PROMPT: From the records below, state how many lines hold the string "plist", without any other text.

==================================================

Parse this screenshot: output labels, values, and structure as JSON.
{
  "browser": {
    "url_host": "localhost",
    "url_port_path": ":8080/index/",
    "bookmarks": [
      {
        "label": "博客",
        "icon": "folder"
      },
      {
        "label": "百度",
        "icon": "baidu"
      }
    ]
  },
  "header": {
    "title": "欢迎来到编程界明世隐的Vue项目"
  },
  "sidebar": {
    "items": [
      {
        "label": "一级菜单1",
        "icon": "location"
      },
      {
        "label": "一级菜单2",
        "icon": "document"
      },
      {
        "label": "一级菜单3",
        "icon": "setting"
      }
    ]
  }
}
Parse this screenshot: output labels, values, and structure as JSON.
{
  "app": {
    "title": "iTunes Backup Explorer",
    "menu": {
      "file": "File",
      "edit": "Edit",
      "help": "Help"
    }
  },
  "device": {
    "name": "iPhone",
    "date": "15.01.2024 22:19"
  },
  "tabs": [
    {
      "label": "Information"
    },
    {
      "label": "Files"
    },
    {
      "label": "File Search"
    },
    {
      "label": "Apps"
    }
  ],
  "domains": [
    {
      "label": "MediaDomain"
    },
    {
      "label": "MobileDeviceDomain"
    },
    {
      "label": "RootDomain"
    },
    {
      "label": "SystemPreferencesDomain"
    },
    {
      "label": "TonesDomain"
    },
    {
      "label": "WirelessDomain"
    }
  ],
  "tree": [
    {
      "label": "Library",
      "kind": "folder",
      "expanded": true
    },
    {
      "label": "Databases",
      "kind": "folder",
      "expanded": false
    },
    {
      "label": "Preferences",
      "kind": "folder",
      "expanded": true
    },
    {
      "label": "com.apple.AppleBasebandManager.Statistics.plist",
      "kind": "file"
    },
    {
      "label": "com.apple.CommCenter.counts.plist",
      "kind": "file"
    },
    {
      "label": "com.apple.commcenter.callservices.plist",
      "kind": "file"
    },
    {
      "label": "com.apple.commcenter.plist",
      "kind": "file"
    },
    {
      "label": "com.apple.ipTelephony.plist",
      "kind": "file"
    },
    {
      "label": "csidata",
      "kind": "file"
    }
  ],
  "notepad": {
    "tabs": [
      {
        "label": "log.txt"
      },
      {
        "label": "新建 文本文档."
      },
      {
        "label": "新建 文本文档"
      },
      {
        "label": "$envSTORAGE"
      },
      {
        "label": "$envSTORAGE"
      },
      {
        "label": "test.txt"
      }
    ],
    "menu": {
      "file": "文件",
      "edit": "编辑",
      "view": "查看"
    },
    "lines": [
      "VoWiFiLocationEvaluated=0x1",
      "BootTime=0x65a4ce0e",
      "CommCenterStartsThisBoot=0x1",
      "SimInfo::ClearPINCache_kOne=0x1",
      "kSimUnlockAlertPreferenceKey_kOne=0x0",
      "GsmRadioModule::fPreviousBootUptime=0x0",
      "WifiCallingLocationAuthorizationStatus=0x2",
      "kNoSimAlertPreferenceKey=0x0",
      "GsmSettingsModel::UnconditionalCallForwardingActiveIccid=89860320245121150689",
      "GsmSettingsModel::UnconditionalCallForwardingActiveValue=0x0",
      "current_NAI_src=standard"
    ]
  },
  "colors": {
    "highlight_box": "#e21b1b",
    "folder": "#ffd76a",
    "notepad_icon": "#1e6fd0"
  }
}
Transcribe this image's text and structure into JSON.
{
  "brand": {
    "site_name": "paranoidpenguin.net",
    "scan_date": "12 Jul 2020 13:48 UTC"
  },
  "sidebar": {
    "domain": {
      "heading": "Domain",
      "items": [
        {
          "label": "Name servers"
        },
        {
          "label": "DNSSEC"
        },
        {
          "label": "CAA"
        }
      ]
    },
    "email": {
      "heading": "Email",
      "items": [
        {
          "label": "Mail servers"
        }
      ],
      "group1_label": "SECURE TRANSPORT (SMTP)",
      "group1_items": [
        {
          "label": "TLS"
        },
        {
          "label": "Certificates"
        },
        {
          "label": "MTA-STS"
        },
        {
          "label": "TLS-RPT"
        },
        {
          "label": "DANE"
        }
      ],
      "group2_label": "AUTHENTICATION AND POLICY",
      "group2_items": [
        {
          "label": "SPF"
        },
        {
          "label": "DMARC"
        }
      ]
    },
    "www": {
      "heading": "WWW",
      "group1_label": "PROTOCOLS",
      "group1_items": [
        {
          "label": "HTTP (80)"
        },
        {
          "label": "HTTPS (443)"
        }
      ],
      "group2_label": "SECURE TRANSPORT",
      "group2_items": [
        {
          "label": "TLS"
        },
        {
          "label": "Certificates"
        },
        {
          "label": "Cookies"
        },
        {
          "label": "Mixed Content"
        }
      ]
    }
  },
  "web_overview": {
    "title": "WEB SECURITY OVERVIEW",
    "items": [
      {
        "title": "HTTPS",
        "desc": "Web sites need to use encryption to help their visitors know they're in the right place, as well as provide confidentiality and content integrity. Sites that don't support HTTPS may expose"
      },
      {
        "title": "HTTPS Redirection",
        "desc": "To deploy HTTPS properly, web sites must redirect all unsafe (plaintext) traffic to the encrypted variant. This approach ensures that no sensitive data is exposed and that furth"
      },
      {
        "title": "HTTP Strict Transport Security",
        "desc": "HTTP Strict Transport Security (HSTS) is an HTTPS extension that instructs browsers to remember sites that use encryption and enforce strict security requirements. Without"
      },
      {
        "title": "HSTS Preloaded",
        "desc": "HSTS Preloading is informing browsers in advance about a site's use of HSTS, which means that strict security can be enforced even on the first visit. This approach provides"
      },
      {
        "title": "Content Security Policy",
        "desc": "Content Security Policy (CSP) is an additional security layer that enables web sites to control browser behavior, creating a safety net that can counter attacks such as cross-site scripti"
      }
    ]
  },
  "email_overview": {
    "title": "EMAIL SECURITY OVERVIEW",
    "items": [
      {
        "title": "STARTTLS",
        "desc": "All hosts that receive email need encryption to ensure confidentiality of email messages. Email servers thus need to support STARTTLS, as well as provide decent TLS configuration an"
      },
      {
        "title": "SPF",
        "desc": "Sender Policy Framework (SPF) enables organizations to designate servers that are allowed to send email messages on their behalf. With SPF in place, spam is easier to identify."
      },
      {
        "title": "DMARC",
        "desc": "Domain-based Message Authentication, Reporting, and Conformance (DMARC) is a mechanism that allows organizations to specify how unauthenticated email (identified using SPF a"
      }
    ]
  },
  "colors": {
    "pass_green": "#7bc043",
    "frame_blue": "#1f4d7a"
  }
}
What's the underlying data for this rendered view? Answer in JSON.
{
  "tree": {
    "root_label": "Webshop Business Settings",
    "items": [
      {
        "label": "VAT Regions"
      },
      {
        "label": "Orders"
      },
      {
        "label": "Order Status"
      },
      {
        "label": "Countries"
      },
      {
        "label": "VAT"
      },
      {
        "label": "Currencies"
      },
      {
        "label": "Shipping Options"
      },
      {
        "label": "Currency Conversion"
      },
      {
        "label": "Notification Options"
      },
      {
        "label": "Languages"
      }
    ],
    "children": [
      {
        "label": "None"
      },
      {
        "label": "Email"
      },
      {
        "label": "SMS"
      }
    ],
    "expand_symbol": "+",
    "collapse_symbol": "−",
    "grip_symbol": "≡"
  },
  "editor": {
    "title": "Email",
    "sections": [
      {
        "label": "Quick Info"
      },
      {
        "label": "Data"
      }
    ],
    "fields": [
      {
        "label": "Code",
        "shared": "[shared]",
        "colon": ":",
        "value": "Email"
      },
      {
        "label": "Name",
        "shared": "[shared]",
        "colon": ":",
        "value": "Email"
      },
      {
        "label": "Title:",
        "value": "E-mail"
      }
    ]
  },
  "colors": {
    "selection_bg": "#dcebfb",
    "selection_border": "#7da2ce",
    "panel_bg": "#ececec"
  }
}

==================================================

SOLUTION TO THIS TASK: 5